With the metaverse, brands will be able to take their strategies to an entirely new level, creating one-of-a-kind experiences for each guest. Imagine a world where instead of spending the day trying to track down your daughter’s favorite Disney princess at the park, the princess appears right in front of your daughter’s eyes on demand (and can even speak to her in the language of your choice)! How much would this enhance your family’s overall Disney experience?

Of course, this is all well and good for brands like Disney, which are able to invest hundreds of millions of dollars into these immersive experiences. But what about your business? This is where the metaverse — to a certain extent — will level the playing field.

Virtual real estate can be purchased for thousands of dollars instead of millions, and designers can craft custom buildings, merchandise, games, rides, events and more without having to pay for materials, labor and equipment. This means creating an unforgettable branded experience in the metaverse can be done for a small fraction of what it costs to do so in the physical world.

And the metaverse won’t just drive virtual sales — it’ll also drive physical sales thanks to an unprecedented level of data and artificial intelligence integration into your business. For example, imagine you bookmark an Instagram photo of a new blouse you love posted by your favorite local boutique. Later that week you run out to grab a latte, and as you’re walking by said boutique, you get a notification on your AR lenses telling you that the blouse you bookmarked is in stock in your size. You can tap once to see a photo of how it would look on you, tap twice to have a salesperson pull it from the rack and tap three times to have it sent directly to your door.

Does that seem like science fiction? Perhaps. But consider McDonald’s, which just filed a trademark for a restaurant in the metaverse where customers can order food at a virtual counter and have that order delivered to their door in real life. This is the customized, consumer-centric world that’ll be ushered in.

3. The metaverse engages previously unavailable consumers
Not long ago, I ran a training session for the Philadelphia Eagles. During this event, I was told that 90% of Eagles fans will never actually attend a game in person due to price, location, transportation and so forth.

Could you imagine if 90% of your potential customers weren’t able to do business with you? This is a huge area of opportunity for businesses in the metaverse. Sports teams are already taking advantage, as seen with the interactive fan displays used by the NBA during its bubble. This was also true even pre-pandemic, when Manchester United used Google Hangouts to give fans across the world a front-row seat.

For smaller businesses, the metaverse means being able to engage with customers who could never make it to your store, sell virtual goods to a subset of customers who cannot afford your physical ones and have your sales reps exhibiting at trade shows around the globe without ever leaving their living rooms.
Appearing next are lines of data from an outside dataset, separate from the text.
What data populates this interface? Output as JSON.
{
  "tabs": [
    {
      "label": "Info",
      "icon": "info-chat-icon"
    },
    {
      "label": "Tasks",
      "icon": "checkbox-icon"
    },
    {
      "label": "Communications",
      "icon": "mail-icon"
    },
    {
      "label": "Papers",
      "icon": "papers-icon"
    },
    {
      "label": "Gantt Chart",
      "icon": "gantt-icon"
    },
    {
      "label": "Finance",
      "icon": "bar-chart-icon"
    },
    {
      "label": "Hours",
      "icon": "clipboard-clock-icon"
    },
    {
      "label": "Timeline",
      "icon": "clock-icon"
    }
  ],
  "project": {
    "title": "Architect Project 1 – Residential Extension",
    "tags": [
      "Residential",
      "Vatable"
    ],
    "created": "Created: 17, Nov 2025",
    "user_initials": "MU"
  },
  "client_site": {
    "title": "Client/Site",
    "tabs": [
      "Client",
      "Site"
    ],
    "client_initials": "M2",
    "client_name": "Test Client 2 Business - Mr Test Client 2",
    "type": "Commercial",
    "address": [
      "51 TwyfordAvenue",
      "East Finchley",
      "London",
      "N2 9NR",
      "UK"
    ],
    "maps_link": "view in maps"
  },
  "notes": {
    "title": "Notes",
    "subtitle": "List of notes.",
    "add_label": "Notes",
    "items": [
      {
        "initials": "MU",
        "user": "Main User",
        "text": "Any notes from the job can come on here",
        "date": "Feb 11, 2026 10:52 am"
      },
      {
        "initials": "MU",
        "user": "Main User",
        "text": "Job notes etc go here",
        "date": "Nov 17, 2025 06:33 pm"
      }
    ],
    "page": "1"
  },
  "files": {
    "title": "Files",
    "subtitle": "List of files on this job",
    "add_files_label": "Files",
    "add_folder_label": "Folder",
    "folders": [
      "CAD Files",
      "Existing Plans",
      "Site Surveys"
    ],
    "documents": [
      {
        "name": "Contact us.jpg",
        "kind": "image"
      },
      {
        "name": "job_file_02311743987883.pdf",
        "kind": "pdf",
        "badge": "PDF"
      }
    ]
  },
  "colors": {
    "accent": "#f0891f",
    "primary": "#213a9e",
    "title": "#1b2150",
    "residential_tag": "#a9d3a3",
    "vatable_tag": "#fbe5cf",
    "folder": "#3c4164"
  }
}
With the metaverse, every company will have the opportunity to become a true global brand.

The metaverse is here — is your business ready?
As you can see, the metaverse isn’t something reserved for the billion- and trillion-dollar tech companies of the world. In time, it will affect all brands. Will your business be ready to take advantage?

The easiest way to get your company thinking about a meta future is by exploring the metaverse for yourself. Metaverse technologies are naturally intuitive, after all; I move my hand or my head one direction, and my virtual avatar follows. And if I want to engage with someone in a virtual world, all I need to do is walk up and say hello. Spend a little time exploring these offerings, and it won’t be long before you’re brainstorming ways to embrace the inevitable future of the metaverse. Who knows — you might have a little fun in the process, too.